Publication Date:
19 March 2008 (online)


In human heart transplantation limited myocardial ischemia duration remains one of the most restricting factors. A new approach towards Prolongation of this duration is the combination of cardioplegic arrest and continuous Coronary Oxygen Persufflation (COP) with gaseous oxygen. This technique, which is based on former experiments, was applied in pig hearts which we transplanted orthotopically after a hypothermic preservation time of 14 hours. For cardioplegic arrest we used either Euro-Flush glutathion Solution (EFG; n=5), University of Winsconsin Solution (UW; n= 5), modified Bretschneider HTK cardioplegic Solution (mHTK; n=6). In preliminary experiments all three solutions had shown equal cardioprotective qualities. Hearts of the mHTK group were submitted to continuous COP during storage (mHTK+COP). After 14 hours of preservation and orthotopic transplantation the mHTK+COP hearts showed significantly improved cardiac functional recovery compared to hearts preserved by simple cold storage techniques. Hemodynamics measured after 3 hours reperfusion were significantly better in the mHTK+COP group compared to EFC and UW: dp/dtmax in % of baseline ± Standard deviation (SD): 85±22, 65±26, 36±15, CO in % of baseline: 68±13, 35±8, 39±8. Postoperative preload recruitable stroke work in the mHTK+COP hearts was: 51.4±23.1 mmHg compared to preoperative: 57.3 + 17.2. ATP of left-ventricular myocardium in the mHTK+COP group: 14.7±2.1 μmol/g dry weight was significantly higher compared to EFC: 10.3±4.5 and UW: 5.9±3.2. CK-MB in percent of CK in all groups showed no increase during postoperative reperfusion. This study suggests that COP may present an effective complement to cold storage techniques currently used in heart transplantation.
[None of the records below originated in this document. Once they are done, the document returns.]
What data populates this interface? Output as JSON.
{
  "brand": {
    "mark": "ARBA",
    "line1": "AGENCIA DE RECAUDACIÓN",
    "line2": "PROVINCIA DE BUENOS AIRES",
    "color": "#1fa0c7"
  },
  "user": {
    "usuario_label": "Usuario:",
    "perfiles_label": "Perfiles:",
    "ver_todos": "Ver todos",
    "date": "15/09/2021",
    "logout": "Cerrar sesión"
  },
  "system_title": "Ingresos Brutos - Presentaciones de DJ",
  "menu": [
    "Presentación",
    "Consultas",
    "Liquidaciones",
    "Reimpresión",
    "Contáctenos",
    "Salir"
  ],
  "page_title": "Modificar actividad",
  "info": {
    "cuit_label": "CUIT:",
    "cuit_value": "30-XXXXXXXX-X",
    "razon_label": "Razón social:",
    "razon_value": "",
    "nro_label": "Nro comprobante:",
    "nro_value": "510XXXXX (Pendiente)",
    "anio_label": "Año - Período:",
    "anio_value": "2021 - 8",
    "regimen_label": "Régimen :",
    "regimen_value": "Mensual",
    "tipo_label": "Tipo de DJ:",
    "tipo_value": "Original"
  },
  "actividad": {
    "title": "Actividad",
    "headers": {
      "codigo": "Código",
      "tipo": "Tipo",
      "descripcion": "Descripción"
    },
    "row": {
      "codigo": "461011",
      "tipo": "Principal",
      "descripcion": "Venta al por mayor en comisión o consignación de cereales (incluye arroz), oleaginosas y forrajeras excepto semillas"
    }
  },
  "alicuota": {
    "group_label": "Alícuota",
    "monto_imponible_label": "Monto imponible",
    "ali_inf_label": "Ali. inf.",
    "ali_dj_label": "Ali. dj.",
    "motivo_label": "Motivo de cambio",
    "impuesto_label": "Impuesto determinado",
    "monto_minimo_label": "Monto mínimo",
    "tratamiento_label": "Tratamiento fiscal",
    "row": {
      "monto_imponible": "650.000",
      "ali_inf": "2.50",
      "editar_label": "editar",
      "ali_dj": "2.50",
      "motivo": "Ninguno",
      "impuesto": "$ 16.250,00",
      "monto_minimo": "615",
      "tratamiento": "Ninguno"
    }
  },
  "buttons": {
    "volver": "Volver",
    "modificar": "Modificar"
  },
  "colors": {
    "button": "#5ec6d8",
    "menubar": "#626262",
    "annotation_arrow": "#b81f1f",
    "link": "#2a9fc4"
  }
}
Prior to clinical application further investigations regarding long-term survival and endothelial function are required.